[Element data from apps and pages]
______
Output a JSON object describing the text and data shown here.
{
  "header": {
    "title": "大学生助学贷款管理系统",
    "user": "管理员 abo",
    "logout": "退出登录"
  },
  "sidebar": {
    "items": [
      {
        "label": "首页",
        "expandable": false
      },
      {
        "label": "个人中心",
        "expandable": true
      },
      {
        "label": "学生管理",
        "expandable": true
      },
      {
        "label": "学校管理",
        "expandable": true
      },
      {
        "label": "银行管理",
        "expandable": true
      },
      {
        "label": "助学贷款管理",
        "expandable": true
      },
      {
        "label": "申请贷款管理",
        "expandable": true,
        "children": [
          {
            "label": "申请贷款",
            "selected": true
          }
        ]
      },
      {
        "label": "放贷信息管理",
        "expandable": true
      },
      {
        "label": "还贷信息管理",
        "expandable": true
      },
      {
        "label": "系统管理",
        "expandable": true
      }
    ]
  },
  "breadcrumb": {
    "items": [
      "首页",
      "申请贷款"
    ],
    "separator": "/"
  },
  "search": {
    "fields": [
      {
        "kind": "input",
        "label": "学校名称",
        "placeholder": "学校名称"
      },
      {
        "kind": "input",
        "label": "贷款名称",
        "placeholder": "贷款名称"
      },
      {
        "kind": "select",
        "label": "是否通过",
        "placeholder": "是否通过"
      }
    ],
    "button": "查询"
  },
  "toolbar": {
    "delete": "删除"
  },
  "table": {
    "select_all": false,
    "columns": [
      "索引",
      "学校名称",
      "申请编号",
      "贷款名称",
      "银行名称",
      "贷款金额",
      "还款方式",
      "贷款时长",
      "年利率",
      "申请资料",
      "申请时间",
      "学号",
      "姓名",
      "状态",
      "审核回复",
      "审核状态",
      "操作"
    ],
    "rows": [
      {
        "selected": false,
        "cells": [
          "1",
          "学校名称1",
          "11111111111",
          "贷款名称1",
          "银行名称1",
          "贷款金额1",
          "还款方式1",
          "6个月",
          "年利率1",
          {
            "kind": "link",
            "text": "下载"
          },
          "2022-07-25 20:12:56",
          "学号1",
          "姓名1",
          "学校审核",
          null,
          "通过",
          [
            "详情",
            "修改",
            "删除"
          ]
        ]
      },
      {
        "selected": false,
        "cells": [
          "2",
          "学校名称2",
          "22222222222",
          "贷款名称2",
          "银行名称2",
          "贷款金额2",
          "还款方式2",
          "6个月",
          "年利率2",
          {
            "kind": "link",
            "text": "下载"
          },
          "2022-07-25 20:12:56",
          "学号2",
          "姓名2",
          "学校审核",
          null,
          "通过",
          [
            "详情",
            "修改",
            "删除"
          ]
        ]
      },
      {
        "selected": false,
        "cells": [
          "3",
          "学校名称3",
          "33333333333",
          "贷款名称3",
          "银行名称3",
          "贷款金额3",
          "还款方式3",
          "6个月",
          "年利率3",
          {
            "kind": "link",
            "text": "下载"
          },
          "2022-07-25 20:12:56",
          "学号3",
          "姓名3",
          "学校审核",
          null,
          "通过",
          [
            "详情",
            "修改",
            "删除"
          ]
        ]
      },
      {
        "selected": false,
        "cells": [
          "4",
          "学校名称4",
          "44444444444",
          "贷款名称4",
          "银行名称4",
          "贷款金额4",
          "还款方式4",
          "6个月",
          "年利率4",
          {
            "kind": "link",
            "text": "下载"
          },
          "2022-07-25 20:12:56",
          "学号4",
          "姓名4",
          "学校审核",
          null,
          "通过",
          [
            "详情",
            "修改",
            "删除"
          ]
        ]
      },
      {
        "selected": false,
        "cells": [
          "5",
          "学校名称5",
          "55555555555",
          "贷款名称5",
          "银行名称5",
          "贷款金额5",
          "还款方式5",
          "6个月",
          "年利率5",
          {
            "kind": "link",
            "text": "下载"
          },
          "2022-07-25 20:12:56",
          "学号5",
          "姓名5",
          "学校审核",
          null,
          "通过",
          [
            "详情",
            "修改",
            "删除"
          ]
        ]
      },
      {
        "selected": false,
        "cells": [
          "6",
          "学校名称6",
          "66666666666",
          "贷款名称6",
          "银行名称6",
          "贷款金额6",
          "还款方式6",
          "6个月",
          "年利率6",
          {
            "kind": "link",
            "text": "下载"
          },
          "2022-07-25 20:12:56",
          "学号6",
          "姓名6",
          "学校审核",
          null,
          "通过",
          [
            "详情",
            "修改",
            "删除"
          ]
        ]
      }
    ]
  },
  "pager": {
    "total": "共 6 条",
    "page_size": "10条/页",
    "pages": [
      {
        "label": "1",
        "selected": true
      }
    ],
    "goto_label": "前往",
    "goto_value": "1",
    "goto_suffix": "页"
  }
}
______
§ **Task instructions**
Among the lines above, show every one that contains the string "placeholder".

§ **Final answer**
        "placeholder": "学校名称"
        "placeholder": "贷款名称"
        "placeholder": "是否通过"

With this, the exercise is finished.